"Despite the huge gaps, several countries have shown strong leadership in bringing their policies in line with international standards. The countries who had a policy in place for using Xpert MTB/RIF as the initial diagnostic test for all increased from 32% in our 2015 survey to 68% within the same group of countries surveyed in 2015. The countries with legal mechanisms to allow access to unregistered medicines increased from 65% in 2015 to 91% of countries in 2017. We hope countries will reach 100% adoption for all key policies by latest World TB Day on March 24th 2018," said Dr. Ditiu.

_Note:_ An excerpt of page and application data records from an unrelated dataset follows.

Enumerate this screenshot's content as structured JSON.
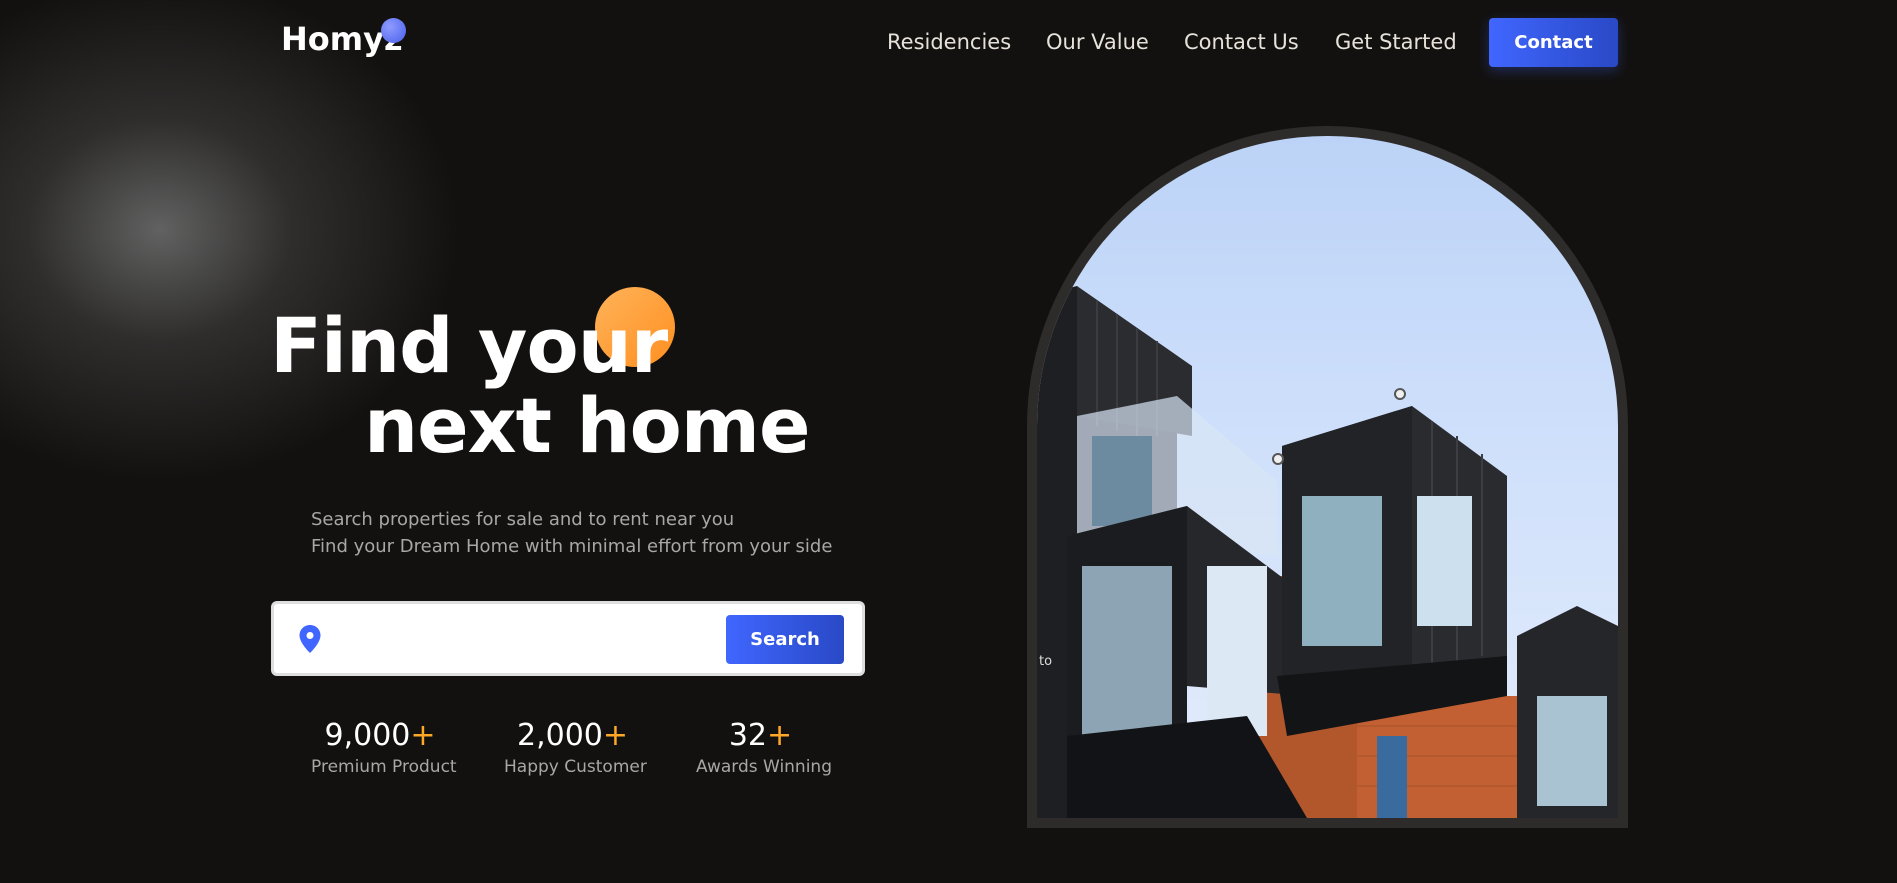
{
  "header": {
    "logo": "Homyz",
    "nav": [
      "Residencies",
      "Our Value",
      "Contact Us",
      "Get Started"
    ],
    "contact_button": "Contact"
  },
  "hero": {
    "title_line1": "Find your",
    "title_line2": "next home",
    "description_line1": "Search properties for sale and to rent near you",
    "description_line2": "Find your Dream Home with minimal effort from your side",
    "search": {
      "placeholder": "",
      "button": "Search",
      "icon": "location-pin-icon"
    },
    "stats": [
      {
        "value": "9,000",
        "suffix": "+",
        "label": "Premium Product"
      },
      {
        "value": "2,000",
        "suffix": "+",
        "label": "Happy Customer"
      },
      {
        "value": "32",
        "suffix": "+",
        "label": "Awards Winning"
      }
    ],
    "image_caption_fragment": "to"
  },
  "colors": {
    "accent_blue": "#4066ff",
    "accent_orange": "#ffa726",
    "background": "#131110"
  }
}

The Out of Step report shows for the first time progress on adoption of recently introduced TB guidelines. One year after the new WHO guidelines were released for the shortened nine month Drug-Resistant TB (DR-TB) treatment regimen, 45% of countries surveyed have included it in their policy. In addition, 50% of the countries have adopted the new pediatric fixed dose combinations for drug-sensitive TB as the standard of care, but only 29% of them have widely implemented this policy.
The report found that 34% of the countries surveyed had a policy requiring hospitalization for treatment of DR-TB. In the countries surveyed, 79% include the newer drug bedaquiline in their national guidelines, and 62% include delamanid in their guidelines; but globally, only 5% of people who could have benefitted had access to these drugs in 2016.
"With TB, the clock is ticking rapidly, as every 18 seconds a person dies of TB. We have to change that," said Sharonann Lynch, HIV and TB Policy Advisor at MSF’s Access Campaign. "The number of people diagnosed over the last four years has stalled, while the number of deaths has increased rather than decreased. Countries need to use new tools and step up the pace of their response."
The G20 governments are major contributors to the global TB response, with more than US$1.6 billion contributed to the Global Fund to Fight AIDS, Tuberculosis and Malaria in 2016. In the same time, the G20 countries account for 54% of the global TB burden.
Ahead of the G20 Leaders Summit, the Stop TB Partnership and MSF are calling on G20 leaders to mobilize their resources to get more people diagnosed, make effective diagnostics and treatments accessible to all people affected by TB, and to highlight the importance of fighting TB in their G20 Summit Leaders Declaration.
The Stop TB Partnership and MSF have launched a campaign to urge governments to bring their TB policies and practices in line with WHO recommendations by World TB Day 2018, called #StepUpforTB.
Join the campaign and show your support at www.stepupfortb.org.